Dr Louis Creed has moved his family to a new house in the sprawling Maine countryside. It appears to be an idyllic setting to raise two young kids, except for the speeding trucks which occasionally rumble by on the road outside. But when a lifelong local introduces Louis to the pet burial ground behind the property, something sinister winds its way into the Creed family’s future. Continue reading “Pet Sematary by Stephen King | Book Review”
I’ve never seen The Exorcist ‘cos I’m a wimp when it comes to scary movies, but scary books are fine by me and I was in the mood for something creepy. I didn’t really know what to expect – I was a little worried it would be one of those that doesn’t live up to its hype – but it far exceeded all of my hopes. It was brilliant. Continue reading “The Exorcist by William Peter Blatty | Book Review”
“Delicious stew. What’s that lovely flavour?”
“Nice. Fresh or dried?”
“She was pretty fresh. Got a lot left over though, so I might dry her out – make some jerky.” Continue reading “Rosemary | Microfiction”
The Kindle version of my debut book, Merry Bloody Christmas: A Short Story Collection, is available for 99p until 26th December!
Grab it now on Amazon
Countdown to Christmas with 24 contemporary short stories
In a gloomy Yorkshire town on a snowy Christmas Eve, nothing pans out exactly as it should…
An awkward breakup, a vengeful turkey, digitalised ghosts and alien abductions.
A chocoholic grizzly bear, a talking Christmas tree, mince pie overdoses and a very bloody murder.
Will poor old Saint Nick make it out alive?
Sad, strange, funny and gruesome, this overlapping, multi-genre collection of tales has a little something for every reader.
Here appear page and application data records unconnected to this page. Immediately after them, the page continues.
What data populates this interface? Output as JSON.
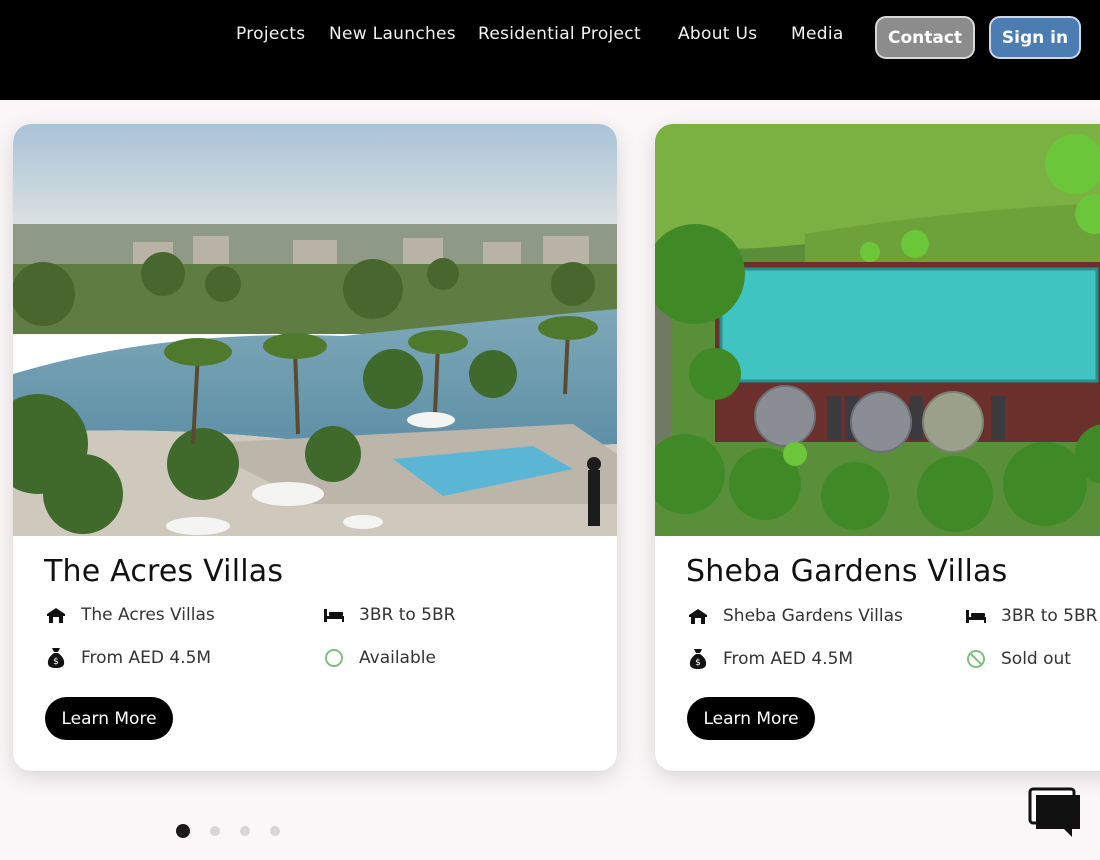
{
  "nav": {
    "links": [
      "Projects",
      "New Launches",
      "Residential Project",
      "About Us",
      "Media"
    ],
    "contact_label": "Contact",
    "signin_label": "Sign in"
  },
  "cards": [
    {
      "title": "The Acres Villas",
      "project": "The Acres Villas",
      "bedrooms": "3BR to 5BR",
      "price": "From AED 4.5M",
      "status": "Available",
      "button": "Learn More"
    },
    {
      "title": "Sheba Gardens Villas",
      "project": "Sheba Gardens Villas",
      "bedrooms": "3BR to 5BR",
      "price": "From AED 4.5M",
      "status": "Sold out",
      "button": "Learn More"
    }
  ],
  "carousel": {
    "total_pages": 4,
    "active_page": 1
  },
  "icons": {
    "project": "building-icon",
    "bedrooms": "bed-icon",
    "price": "money-bag-icon",
    "available": "circle-icon",
    "sold_out": "prohibited-icon",
    "chat": "chat-icon"
  },
  "colors": {
    "nav_bg": "#000000",
    "contact_bg": "#8c8c8c",
    "signin_bg": "#4b7db2",
    "status_icon": "#7fbf7f",
    "button_bg": "#000000"
  }
}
Curl up with a mulled wine and some fictional festive misery, and discover what Father Christmas really likes to drink when he wriggles down your chimney. Spoiler: it isn’t milk.
Stick after stick they flung into the water before tearing along the muddy riverbank in chase.
Each twiggy sacrifice hurried along the current to its destiny; a big leap over the edge of the rocky outcrop. The sticks plummeted into a deep, dark pool and disappeared beneath the surface. It wasn’t long until they rose again, buoyed by the amber, peaty water. Continue reading “Poohsticks | Microfiction”
I tried to explain John Dies at the End to my husband by describing it as “The Hitckhikers Guide to The Galaxy but with horror instead of sci-fi and way more fucked up,” and I’ll stand by that statement for this review.
“Trick or treat!”
Mr Swinton eyes up the pair of children – dressed up in old white sheets and skeleton face masks – and crosses his arms. “I choose trick.”
The kids glance at one another, rolling their eyes behind their masks.
“You kids all expect something for nothing, don’t you? Well, impress me with a trick and maybe you can earn some sweeties.” Continue reading “Trick | Microfiction”
I was in the mood for something scary and The Shining had been sitting on my bookshelf for almost a year waiting to be read. I’ve never seen the movie, so although I knew the basic premise I didn’t have much else to go off and wasn’t wholly convinced that it would actually scare me. But it didn’t disappoint. It definitely gave me the heebie jeebies. Continue reading “The Shining by Stephen King | Book Review”
There’s a little alleyway round the corner from a rough pub in the middle of London where, every 9 years, a beautiful country home called Slade House turns up. It just so happens that every 9 years, somebody goes missing after last being seen near the very same alleyway, and some sinister immortal twins are to blame. Continue reading “Slade House by David Mitchell”
The noodles writhe in the bowl like worms. Jeb blinks at them repeatedly, wondering if it’s his eyes playing tricks on him.
“Hunger does funny things to our brains,” mutters the old woman from her armchair. “Eat up, lad. It’s delicious.”
It was hunger that had driven him towards the cottage. Hunger which had forced his knuckles to rap on the front door. Hunger which had made him ask for some scraps. Hunger had which pushed him into the home of a stranger despite his gut squeezing and churning in objection.
Jeb smiles at the old woman, who eagerly shovels noodles from her own bowl into her mouth.
Hunger had already done some daft things. Not much of a surprise, then, that it could make a benign bowl of noodles wriggle like a mound of worms…Follow Ellie Scott on WordPress.com